View the Lindisfarne Gospels at the British Library on line: click on link for "pinnacle of Anglo Saxon art"

Week IV The Church and Its Sacraments
9/22 Madigan, 80-94
9/24 Sermon stories on the Eucharist; Sermon stories on Penance
Joseph Dyer, "The Medieval Mass and Its Music" (Introduction through the Table 1); "Tundale's Vision," in Eileen Gardiner, Visions of Heaven and Hell before Dante, 149-195 [Blackboard]

View images from a 14th-century manuscript of the French mystery play, "The Day of Judgment"

Week V Medieval Church and State
9/29 Madigan, 71-75; 132-147; 287-298
10/1 Pope Leo the Great: On the Petrine Doctrine; Einhard, The Life of Charlemagne
B. Tierney, The Crisis of Church and State, excerpts [Blackboard]

Week VI Saints, Relics and Pilgrimage
10/6 Madigan, 320-342
10/8 Bernard of Angers, "The Miracles of St. Foy"[Blackboard]; Jacob Voragine, The Golden Legend: On the Translation of the body of the Apostle James, son of Zebedee to Compostela in Spain; A Pilgrim's Guide to Santiago de Compostela [Blackboard]

Interactive Map of the Pilgrimage route to St. James of Compostela, including a virtual tour of the cathedral

Week VII Violence: Christian and Unchristian

10/13 NO CLASS: Monday Schedule
10/15 Madigan, 103-118, T. Head and R. Landes, eds., The Peace of God.  Social Violence and Religious Response in France around the Year 1000, 327-342 [Blackboard]; Bernard of Clairvaux, In Praise of the New Knighthood

Week VIII Christianity, Crusade, and Courtly Culture

10/20 Quest for the Holy Grail, 31-66
10/22 Quest for the Holy Grail, 80-94; 269-284

Week IX Urbanization and Intellectual Culture

10/27 Madigan, 257-286
10/29 Anselm's Proslogium; Peter Abelard, Excerpt from Sic et Non; The Story of My Calamaties; Aquinas Reading [Blackboard]: Summa, Part I, Question 13

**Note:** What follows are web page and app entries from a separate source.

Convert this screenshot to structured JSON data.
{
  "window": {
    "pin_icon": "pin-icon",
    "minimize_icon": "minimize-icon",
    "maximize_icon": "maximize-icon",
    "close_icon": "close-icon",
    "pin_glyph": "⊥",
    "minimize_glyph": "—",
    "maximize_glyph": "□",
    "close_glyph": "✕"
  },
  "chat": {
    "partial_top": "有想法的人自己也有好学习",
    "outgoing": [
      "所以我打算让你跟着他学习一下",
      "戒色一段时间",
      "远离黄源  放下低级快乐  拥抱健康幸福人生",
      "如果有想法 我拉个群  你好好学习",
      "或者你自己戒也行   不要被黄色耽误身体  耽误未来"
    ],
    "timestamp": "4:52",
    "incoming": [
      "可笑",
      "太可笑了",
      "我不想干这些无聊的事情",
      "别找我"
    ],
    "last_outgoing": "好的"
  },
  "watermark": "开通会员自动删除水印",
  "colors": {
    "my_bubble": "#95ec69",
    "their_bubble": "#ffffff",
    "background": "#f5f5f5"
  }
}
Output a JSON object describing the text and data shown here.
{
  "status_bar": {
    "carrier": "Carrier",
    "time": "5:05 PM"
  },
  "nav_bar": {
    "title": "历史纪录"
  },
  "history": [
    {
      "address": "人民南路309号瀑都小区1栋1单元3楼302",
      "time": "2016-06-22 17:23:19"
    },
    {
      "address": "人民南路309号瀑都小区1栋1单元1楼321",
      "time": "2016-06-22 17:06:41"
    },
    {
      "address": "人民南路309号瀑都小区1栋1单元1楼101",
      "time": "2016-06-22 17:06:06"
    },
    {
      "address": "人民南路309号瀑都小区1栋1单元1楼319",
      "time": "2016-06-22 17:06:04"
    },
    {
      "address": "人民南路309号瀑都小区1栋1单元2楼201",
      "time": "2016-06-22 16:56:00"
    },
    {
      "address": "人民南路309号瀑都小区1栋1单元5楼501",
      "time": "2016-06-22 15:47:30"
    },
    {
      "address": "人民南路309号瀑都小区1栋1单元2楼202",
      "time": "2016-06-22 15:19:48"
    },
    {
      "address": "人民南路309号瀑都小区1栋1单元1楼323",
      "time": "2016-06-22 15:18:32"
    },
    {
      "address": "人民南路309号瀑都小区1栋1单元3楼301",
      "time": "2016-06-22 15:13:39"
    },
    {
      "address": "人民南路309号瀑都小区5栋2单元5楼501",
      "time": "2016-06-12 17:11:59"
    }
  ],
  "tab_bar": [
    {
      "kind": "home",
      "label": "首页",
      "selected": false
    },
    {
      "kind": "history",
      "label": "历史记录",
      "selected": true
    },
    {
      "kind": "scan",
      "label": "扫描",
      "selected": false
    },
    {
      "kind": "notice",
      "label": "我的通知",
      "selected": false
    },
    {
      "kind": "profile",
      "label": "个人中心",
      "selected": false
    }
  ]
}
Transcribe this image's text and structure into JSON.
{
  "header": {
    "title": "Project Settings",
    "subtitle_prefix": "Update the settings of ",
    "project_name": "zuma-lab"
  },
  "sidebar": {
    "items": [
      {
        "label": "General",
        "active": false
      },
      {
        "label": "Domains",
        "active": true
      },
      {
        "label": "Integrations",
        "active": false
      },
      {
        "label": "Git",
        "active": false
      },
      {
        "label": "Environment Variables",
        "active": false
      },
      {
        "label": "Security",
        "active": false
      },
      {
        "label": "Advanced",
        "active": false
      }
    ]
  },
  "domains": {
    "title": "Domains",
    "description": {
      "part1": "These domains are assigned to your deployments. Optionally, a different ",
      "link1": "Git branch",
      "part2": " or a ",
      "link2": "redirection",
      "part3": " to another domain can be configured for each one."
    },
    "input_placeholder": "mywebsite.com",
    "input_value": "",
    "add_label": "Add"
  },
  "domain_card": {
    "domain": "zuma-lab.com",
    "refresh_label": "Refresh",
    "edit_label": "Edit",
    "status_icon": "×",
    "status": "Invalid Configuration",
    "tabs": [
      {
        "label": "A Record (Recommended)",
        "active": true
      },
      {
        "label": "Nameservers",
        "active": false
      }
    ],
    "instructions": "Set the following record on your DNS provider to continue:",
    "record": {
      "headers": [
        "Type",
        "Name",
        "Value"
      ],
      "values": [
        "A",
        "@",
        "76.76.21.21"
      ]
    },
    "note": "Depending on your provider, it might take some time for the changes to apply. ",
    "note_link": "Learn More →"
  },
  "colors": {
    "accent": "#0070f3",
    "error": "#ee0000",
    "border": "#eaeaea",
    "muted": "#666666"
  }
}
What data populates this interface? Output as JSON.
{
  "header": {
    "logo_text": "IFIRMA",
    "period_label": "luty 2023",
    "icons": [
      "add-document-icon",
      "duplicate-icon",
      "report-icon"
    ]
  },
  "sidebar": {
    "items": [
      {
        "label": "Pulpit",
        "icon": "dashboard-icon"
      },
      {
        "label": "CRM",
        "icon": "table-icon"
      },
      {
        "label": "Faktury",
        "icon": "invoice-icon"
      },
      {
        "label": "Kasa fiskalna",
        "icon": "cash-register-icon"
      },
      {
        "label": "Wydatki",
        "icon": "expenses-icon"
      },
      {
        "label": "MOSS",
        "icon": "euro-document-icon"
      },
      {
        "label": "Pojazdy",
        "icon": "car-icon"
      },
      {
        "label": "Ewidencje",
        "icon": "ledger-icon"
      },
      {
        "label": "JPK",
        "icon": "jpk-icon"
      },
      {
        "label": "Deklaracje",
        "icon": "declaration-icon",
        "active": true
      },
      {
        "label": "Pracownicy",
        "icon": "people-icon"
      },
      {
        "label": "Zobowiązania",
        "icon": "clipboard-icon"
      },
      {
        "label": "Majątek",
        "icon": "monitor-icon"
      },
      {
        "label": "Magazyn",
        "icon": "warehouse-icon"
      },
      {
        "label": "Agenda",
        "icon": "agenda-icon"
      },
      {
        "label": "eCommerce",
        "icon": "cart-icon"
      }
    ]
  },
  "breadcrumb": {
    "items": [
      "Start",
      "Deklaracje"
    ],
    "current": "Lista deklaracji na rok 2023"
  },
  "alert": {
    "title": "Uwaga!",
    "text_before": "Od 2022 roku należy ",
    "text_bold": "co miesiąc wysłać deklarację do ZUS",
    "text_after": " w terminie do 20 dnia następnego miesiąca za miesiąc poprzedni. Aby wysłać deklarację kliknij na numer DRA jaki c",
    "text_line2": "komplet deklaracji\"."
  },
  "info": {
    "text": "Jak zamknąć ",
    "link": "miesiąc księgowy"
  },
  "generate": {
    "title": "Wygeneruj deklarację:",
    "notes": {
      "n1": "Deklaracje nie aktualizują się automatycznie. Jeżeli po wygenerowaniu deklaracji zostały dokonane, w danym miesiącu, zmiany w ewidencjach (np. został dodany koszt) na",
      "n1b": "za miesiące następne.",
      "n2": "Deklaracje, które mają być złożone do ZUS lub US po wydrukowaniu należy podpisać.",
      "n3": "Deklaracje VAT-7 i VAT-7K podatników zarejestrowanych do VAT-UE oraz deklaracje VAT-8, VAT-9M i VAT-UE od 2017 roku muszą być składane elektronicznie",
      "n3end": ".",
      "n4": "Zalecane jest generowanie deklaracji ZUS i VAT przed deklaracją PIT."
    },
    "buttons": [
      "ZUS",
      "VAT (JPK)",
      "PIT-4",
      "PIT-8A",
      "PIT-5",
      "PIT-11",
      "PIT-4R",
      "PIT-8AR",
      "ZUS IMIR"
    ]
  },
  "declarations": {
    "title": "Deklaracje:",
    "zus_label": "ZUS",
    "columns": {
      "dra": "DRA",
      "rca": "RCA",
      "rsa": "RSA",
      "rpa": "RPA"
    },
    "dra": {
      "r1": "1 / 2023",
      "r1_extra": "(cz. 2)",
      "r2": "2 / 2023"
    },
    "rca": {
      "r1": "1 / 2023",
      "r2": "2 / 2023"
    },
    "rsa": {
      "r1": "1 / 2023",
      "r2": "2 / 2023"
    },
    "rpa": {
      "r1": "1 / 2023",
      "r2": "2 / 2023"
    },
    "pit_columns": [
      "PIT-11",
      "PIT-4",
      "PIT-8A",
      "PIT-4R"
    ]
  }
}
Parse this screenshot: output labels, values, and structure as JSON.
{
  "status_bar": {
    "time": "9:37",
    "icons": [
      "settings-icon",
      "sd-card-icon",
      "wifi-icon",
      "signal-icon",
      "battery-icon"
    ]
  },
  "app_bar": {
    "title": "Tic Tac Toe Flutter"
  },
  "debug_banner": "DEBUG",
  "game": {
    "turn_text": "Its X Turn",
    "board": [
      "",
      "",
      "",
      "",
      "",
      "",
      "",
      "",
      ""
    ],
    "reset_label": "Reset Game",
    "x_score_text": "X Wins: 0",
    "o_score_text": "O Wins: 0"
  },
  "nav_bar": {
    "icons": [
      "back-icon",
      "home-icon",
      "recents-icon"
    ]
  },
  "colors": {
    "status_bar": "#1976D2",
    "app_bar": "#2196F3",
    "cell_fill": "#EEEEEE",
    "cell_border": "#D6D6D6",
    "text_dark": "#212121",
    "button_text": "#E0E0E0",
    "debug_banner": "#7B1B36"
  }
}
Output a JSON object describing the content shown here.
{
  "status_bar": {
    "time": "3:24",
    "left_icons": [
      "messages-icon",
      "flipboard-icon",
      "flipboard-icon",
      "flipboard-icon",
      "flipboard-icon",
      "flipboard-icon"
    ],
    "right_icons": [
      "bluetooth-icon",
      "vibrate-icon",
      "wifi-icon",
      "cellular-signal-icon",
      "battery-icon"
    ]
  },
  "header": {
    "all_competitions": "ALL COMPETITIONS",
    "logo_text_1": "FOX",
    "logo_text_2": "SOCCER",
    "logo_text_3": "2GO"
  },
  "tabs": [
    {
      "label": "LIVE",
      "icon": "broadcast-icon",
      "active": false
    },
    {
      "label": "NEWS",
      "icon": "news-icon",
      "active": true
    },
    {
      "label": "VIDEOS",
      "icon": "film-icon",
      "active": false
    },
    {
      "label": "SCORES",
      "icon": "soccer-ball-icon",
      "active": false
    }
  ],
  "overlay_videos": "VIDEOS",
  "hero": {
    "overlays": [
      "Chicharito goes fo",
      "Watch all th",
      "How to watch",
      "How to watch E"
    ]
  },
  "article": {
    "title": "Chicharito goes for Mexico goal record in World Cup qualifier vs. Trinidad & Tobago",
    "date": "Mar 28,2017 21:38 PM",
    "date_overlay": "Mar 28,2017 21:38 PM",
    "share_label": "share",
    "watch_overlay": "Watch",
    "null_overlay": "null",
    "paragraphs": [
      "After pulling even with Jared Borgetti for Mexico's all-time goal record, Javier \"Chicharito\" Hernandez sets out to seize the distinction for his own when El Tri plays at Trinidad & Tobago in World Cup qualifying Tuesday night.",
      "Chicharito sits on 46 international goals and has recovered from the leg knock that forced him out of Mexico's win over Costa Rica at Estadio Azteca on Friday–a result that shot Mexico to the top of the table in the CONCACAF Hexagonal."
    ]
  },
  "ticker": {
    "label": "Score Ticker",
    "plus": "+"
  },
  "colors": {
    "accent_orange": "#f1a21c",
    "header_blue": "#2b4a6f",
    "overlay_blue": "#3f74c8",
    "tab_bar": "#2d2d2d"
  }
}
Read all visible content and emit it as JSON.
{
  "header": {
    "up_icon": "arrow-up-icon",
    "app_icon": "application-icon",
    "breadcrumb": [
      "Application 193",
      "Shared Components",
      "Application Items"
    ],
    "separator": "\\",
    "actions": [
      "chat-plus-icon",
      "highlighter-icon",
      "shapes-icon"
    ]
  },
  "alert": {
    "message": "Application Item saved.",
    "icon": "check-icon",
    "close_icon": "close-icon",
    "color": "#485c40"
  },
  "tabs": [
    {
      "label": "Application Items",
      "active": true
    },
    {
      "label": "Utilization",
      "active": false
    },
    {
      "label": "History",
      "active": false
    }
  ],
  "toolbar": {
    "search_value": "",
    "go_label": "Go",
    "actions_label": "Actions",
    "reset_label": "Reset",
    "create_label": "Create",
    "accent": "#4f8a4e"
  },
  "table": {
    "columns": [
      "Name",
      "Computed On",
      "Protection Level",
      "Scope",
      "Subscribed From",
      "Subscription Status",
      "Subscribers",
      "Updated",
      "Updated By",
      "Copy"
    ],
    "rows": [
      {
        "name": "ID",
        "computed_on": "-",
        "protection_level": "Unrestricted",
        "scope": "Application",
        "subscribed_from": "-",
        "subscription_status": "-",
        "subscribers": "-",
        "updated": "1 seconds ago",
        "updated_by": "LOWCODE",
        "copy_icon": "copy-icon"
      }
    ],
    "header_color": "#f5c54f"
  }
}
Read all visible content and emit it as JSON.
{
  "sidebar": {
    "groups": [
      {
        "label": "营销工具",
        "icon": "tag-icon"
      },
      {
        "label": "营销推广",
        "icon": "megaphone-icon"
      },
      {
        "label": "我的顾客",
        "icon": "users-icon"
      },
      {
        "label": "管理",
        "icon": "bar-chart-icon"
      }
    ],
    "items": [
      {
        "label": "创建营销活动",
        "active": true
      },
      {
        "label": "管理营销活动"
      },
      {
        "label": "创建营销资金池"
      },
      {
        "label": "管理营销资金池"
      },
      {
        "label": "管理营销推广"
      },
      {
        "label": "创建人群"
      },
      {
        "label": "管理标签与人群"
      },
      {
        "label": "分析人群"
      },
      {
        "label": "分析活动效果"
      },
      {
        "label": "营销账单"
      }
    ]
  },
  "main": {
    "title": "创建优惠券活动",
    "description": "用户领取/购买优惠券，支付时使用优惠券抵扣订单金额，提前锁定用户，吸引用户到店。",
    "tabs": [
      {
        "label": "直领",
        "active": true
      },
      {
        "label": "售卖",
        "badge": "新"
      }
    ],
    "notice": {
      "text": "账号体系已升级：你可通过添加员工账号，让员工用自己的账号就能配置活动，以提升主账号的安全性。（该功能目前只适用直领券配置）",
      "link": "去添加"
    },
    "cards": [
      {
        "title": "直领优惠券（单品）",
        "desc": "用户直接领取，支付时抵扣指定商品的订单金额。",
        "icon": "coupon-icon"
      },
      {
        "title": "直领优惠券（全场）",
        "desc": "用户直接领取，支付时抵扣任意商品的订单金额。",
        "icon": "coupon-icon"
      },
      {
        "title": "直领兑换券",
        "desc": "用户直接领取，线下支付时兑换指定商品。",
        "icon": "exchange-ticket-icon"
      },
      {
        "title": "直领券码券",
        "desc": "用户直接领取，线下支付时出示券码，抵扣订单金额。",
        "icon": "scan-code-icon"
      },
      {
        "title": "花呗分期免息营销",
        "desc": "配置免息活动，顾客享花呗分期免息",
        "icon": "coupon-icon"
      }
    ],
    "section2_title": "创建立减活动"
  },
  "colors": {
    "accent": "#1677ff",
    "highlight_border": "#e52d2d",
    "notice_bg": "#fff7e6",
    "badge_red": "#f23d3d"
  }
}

You may want to explore the fabulous Medieval Manuscript Manual put together by Central European University

Week X Urbanization and Religious Revival

11/3 Madigan, 211-250; Images of Chartres Cathedral
11/5 "Our Lady's Tumbler" [Blackboard]; Thomas Celano, The Life of St. Francis; Giotto's Images from the Upper Church at Assisi (from "artist" link at top of page select Giotto, then select "Frescoes at San Francesco," then "St. Francis Legend")

Week XI Insiders and Outsiders
11/10 Madigan, 174-210; 343-362
11/12 Glossary of dissenters; The Conversion of Waldo; Selections from the Fourth Lateran Council (1215): A-general; B-heresy; C-Jews; Bernard Gui, Manual for inquisitors; the Trial of Na Prous Boneta

Week XII Enacting Religion: Instructing Laypeople

11/17 Madigan, 299-319
11/19 R. Beadle, and P. King, eds., York Mystery Plays: a selection in modern spelling, ix-xxx, 8-14; 48-58, 267-279 [Blackboard]; computer simulation of the York production


11/24 No class: Independent Research Day
11/26 No class: Thanksgiving

Week XIV Late Medieval Reform ("the Road to Reformation")

12/1 Madigan, 387-417
12/3 Jean Gerson, "Sermon at the Council of Constance"[Blackboard]; Condemnation of John Wycliff and Wycliff's Response

Week XIV



12/8 Student Presentations
12/10 Student Presentations

In Lieu of a Final Exam: Please attach to your final research paper a 2 page summary reflecting on the way your research paper fits into the broad themes of the class, contributing to your understanding of medieval Christianity as a whole.